Entries from a dataset of interfaces
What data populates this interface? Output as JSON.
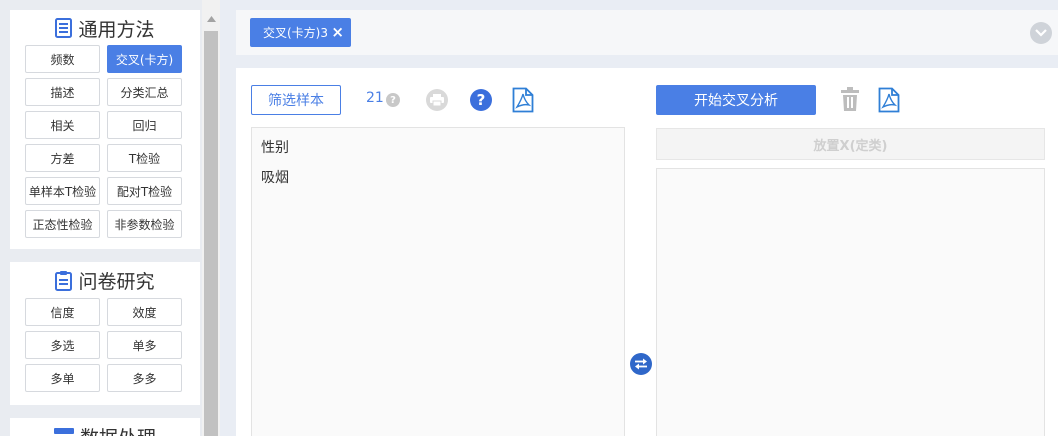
{
  "sidebar": {
    "general": {
      "title": "通用方法",
      "icon": "list-doc-icon",
      "buttons": [
        "频数",
        "交叉(卡方)",
        "描述",
        "分类汇总",
        "相关",
        "回归",
        "方差",
        "T检验",
        "单样本T检验",
        "配对T检验",
        "正态性检验",
        "非参数检验"
      ],
      "active": "交叉(卡方)"
    },
    "survey": {
      "title": "问卷研究",
      "icon": "clipboard-icon",
      "buttons": [
        "信度",
        "效度",
        "多选",
        "单多",
        "多单",
        "多多"
      ]
    },
    "data": {
      "title": "数据处理",
      "icon": "database-icon"
    }
  },
  "tabs": [
    {
      "label": "交叉(卡方)3",
      "close": "×"
    }
  ],
  "toolbar": {
    "filter_label": "筛选样本",
    "sample_count": "21",
    "info_mark": "?",
    "help_mark": "?"
  },
  "actions": {
    "start_label": "开始交叉分析"
  },
  "variables": [
    "性别",
    "吸烟"
  ],
  "drop_x_placeholder": "放置X(定类)",
  "colors": {
    "accent": "#4a7fe5",
    "help": "#3b6fdc",
    "swap": "#2f67c9",
    "pdf": "#2f7fd6"
  }
}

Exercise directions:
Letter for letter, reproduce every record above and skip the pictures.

Task solution:
What data populates this interface? Output as JSON.
{
  "sidebar": {
    "general": {
      "title": "通用方法",
      "icon": "list-doc-icon",
      "buttons": [
        "频数",
        "交叉(卡方)",
        "描述",
        "分类汇总",
        "相关",
        "回归",
        "方差",
        "T检验",
        "单样本T检验",
        "配对T检验",
        "正态性检验",
        "非参数检验"
      ],
      "active": "交叉(卡方)"
    },
    "survey": {
      "title": "问卷研究",
      "icon": "clipboard-icon",
      "buttons": [
        "信度",
        "效度",
        "多选",
        "单多",
        "多单",
        "多多"
      ]
    },
    "data": {
      "title": "数据处理",
      "icon": "database-icon"
    }
  },
  "tabs": [
    {
      "label": "交叉(卡方)3",
      "close": "×"
    }
  ],
  "toolbar": {
    "filter_label": "筛选样本",
    "sample_count": "21",
    "info_mark": "?",
    "help_mark": "?"
  },
  "actions": {
    "start_label": "开始交叉分析"
  },
  "variables": [
    "性别",
    "吸烟"
  ],
  "drop_x_placeholder": "放置X(定类)",
  "colors": {
    "accent": "#4a7fe5",
    "help": "#3b6fdc",
    "swap": "#2f67c9",
    "pdf": "#2f7fd6"
  }
}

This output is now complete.